A few short years later, in 1860, Kilian’s congregation completed a second, larger building. Though still humble, this one was better able to meet the needs of the growing congregation. And before the end of the decade the congregation was in the process of building a much larger and more impressive stone church building, which was completed in 1871 and dedicated during Advent that year; at that time the second church building became a dedicated school for the congregation.
Wendish to German to English … and the rest of the story
Even with immigration to Texas, the Wends were ultimately not successful in retaining their language. After Kilian’s death, he was succeeded by his son, the Rev. Hermann Kilian, who was able to speak Wendish fluently. As the 19th century drew to a close, though, German slowly became the preferred language within the congregation as German-speaking families without Wendish heritage joined St. Paul’s.
Hermann Kilian died in 1920, and with his death the regular use of the Wendish language in Divine Services at St. Paul’s came to an end. While the church’s third pastor, the Rev. John Schmidt, was a son of the congregation, he only knew the language well enough to feel comfortable using it in private conversations with the older members who still preferred Wendish. A few short decades later, English would slowly replace German much as German had replaced Wendish.
Today, nearly 150 years after the completion of that stone church building, if you are in Serbin at six o’clock on a Saturday evening, you’ll hear the beautiful sound of the bells in the St. Paul belltower being tolled by members of the church, still reminding the people of Serbin that the following morning the doors will be open so that they may gather and hear the Word of God proclaimed.
Though the old pipe organ is today powered by an electric blower rather than being hand-pumped, and though the voices of the pastor and the congregation are in English rather than Wendish during the Divine Service, their faith remains the same as that of their ancestors who arrived in Texas in the middle of the 19th century.
This, though, is only half of the story. Thus far we’ve seen how the Wends ended up in Serbin. But how did they end up in Warda, Winchester, Green’s Creek, Giddings, Lincoln, Fedor, Manheim, Loebau, Old Dime Box, Thorndale, Noack, Austin, The Grove, Copperas Cove, Vernon, Bishop, and more? Pastor Kilian certainly never expected that outcome when he arrived in Galveston in 1854, and I didn’t expect that learning the answer to that question would also change my life.

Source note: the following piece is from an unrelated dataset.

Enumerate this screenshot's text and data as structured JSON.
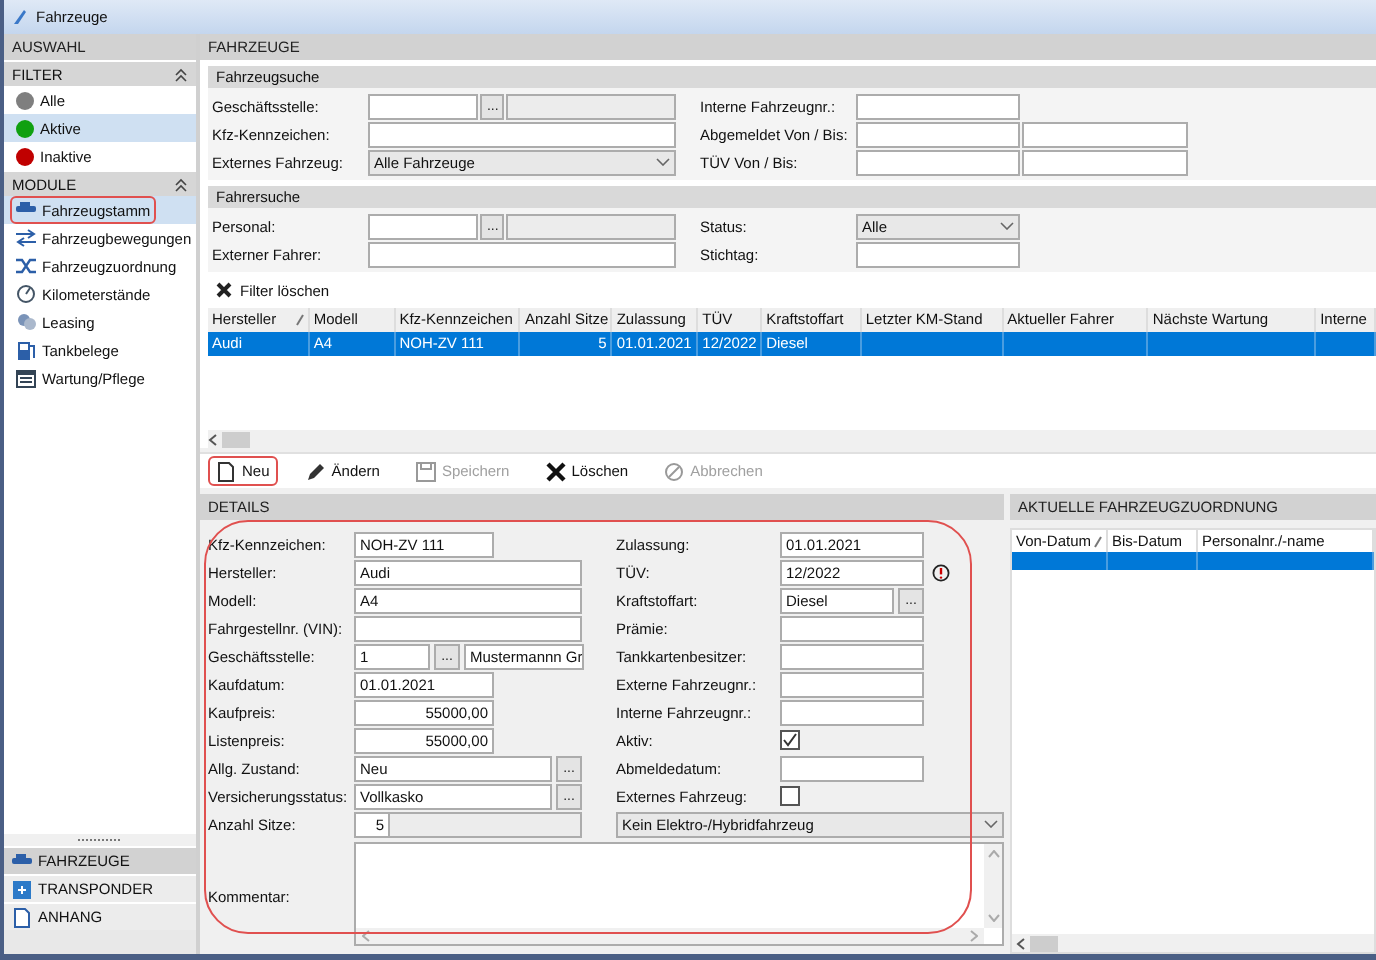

To find out how those things happened, you’ll have to tune in to the next installment of this story!
To learn more about the Wends and their history, visit the Texas Wendish Heritage Society & Museum’s web site.
Jeremy Clifton is the editor of the newsletter of the Texas Wendish Heritage Society. He has been photographing rural churches on the back roads of Texas since moving to Austin in 2015.
His two children from his first marriage, Autumn and Christopher, have Wendish heritage through their mother’s family, hence his particular interest in churches with Wendish roots.
He, his wife, and their son James are members of St. Paul’s Lutheran Church in Thorndale, where he serves as an elder and his wife teaches music at the parochial school.
His work can be seen online at lonestarbackroads.com.